* [TO DO] The answer must consist of every line from the data that holds the string "реквизиты".

[[ SOURCE DATA open ]]

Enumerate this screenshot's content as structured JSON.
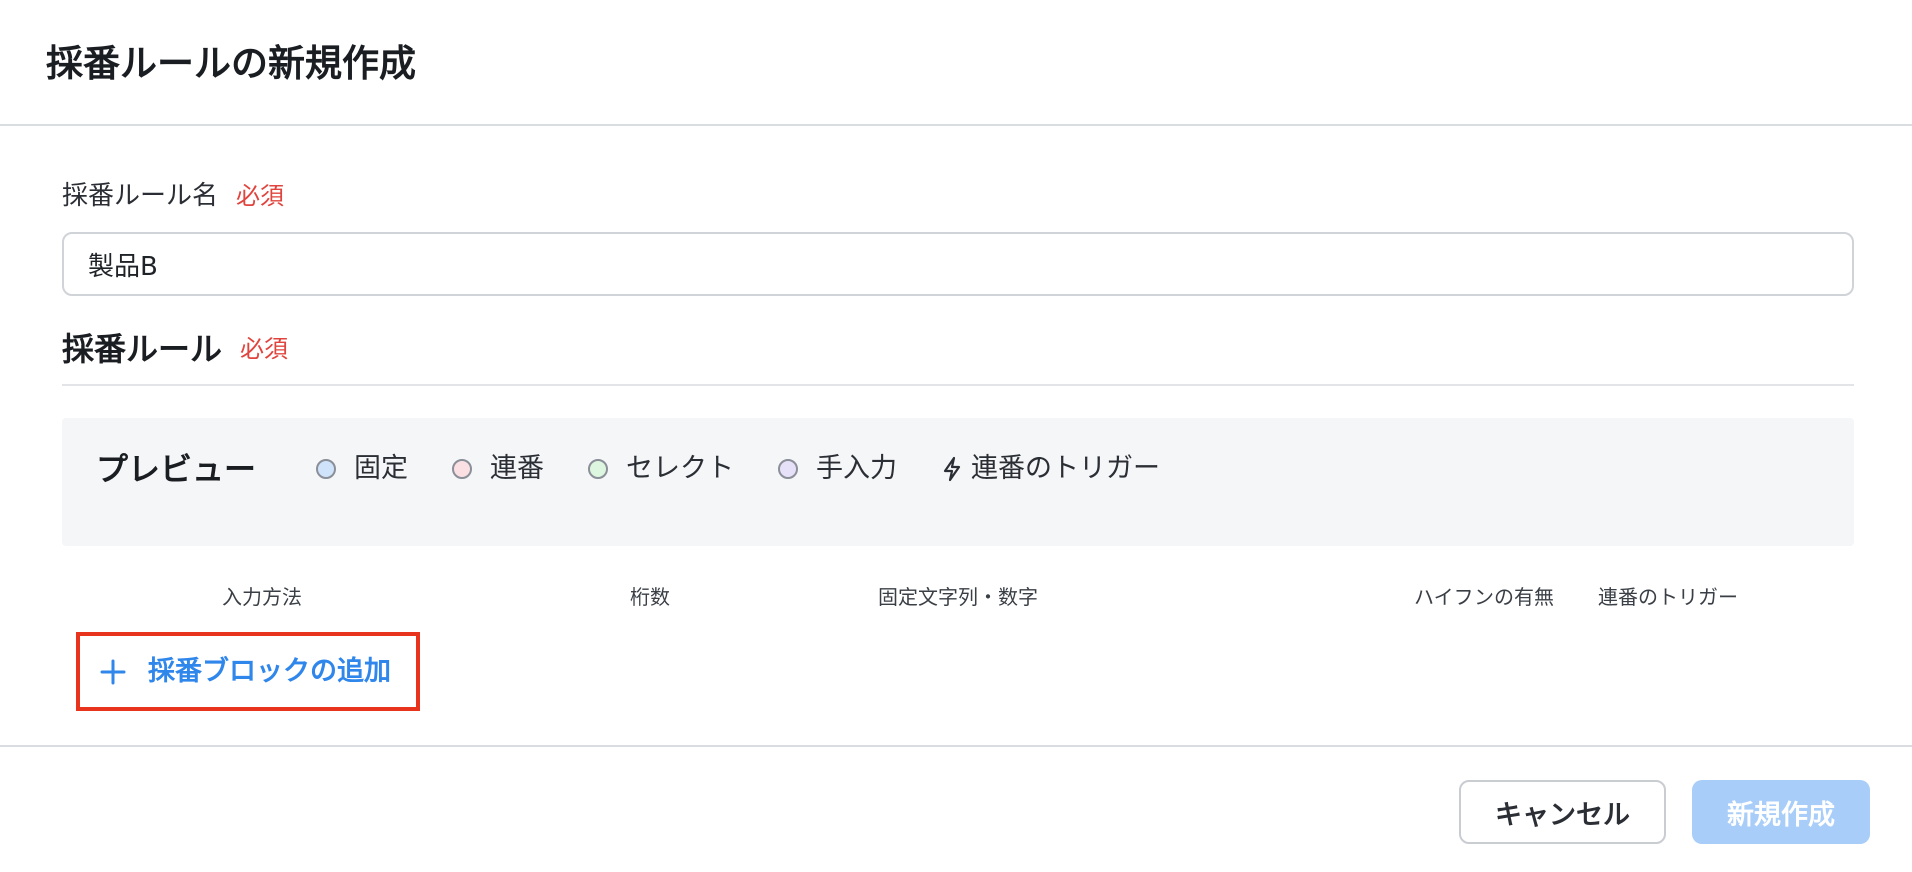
{
  "dialog": {
    "title": "採番ルールの新規作成"
  },
  "form": {
    "rule_name": {
      "label": "採番ルール名",
      "required_label": "必須",
      "value": "製品B"
    },
    "rule": {
      "label": "採番ルール",
      "required_label": "必須"
    }
  },
  "preview": {
    "title": "プレビュー",
    "legend": [
      {
        "label": "固定",
        "color": "#cfe3fb",
        "icon": "circle"
      },
      {
        "label": "連番",
        "color": "#fbe0e3",
        "icon": "circle"
      },
      {
        "label": "セレクト",
        "color": "#ddf6e0",
        "icon": "circle"
      },
      {
        "label": "手入力",
        "color": "#e6e0f8",
        "icon": "circle"
      },
      {
        "label": "連番のトリガー",
        "icon": "lightning-bolt-icon"
      }
    ]
  },
  "table": {
    "columns": [
      "入力方法",
      "桁数",
      "固定文字列・数字",
      "ハイフンの有無",
      "連番のトリガー"
    ]
  },
  "actions": {
    "add_block_label": "採番ブロックの追加",
    "cancel_label": "キャンセル",
    "create_label": "新規作成"
  },
  "colors": {
    "required": "#e0443e",
    "accent": "#2f86eb",
    "highlight_border": "#e8341c",
    "create_disabled": "#a8cdf8"
  }
}
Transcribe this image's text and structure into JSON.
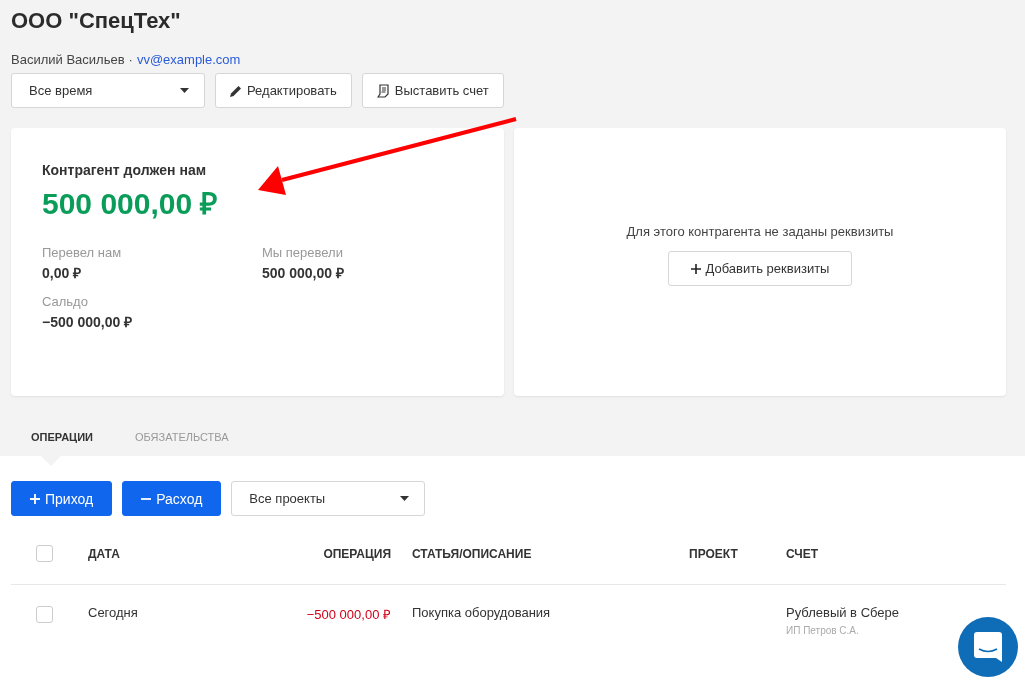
{
  "header": {
    "title": "ООО \"СпецТех\"",
    "contact_name": "Василий Васильев",
    "separator": "·",
    "email": "vv@example.com"
  },
  "toolbar": {
    "period_select": {
      "value": "Все время"
    },
    "buttons": [
      {
        "label": "Редактировать",
        "kind": "edit"
      },
      {
        "label": "Выставить счет",
        "kind": "invoice"
      }
    ]
  },
  "balance_card": {
    "heading": "Контрагент должен нам",
    "amount": "500 000,00 ₽",
    "stats": [
      {
        "label": "Перевел нам",
        "value": "0,00 ₽"
      },
      {
        "label": "Мы перевели",
        "value": "500 000,00 ₽"
      },
      {
        "label": "Сальдо",
        "value": "−500 000,00 ₽"
      }
    ]
  },
  "requisites_card": {
    "message": "Для этого контрагента не заданы реквизиты",
    "button": "Добавить реквизиты"
  },
  "tabs": [
    {
      "label": "ОПЕРАЦИИ",
      "selected": true
    },
    {
      "label": "ОБЯЗАТЕЛЬСТВА",
      "selected": false
    }
  ],
  "actions": {
    "buttons": [
      {
        "label": "Приход",
        "kind": "income"
      },
      {
        "label": "Расход",
        "kind": "expense"
      }
    ],
    "project_select": {
      "value": "Все проекты"
    }
  },
  "table": {
    "select_all_checked": false,
    "columns": [
      {
        "label": "ДАТА"
      },
      {
        "label": "ОПЕРАЦИЯ"
      },
      {
        "label": "СТАТЬЯ/ОПИСАНИЕ"
      },
      {
        "label": "ПРОЕКТ"
      },
      {
        "label": "СЧЕТ"
      }
    ],
    "rows": [
      {
        "checked": false,
        "date": "Сегодня",
        "operation": "−500 000,00 ₽",
        "color": "#d0021b",
        "description": "Покупка оборудования",
        "account": "Рублевый в Сбере",
        "account_owner": "ИП Петров С.А."
      }
    ]
  }
}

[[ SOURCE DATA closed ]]

* [RESULT]
    "message": "Для этого контрагента не заданы реквизиты",
    "button": "Добавить реквизиты"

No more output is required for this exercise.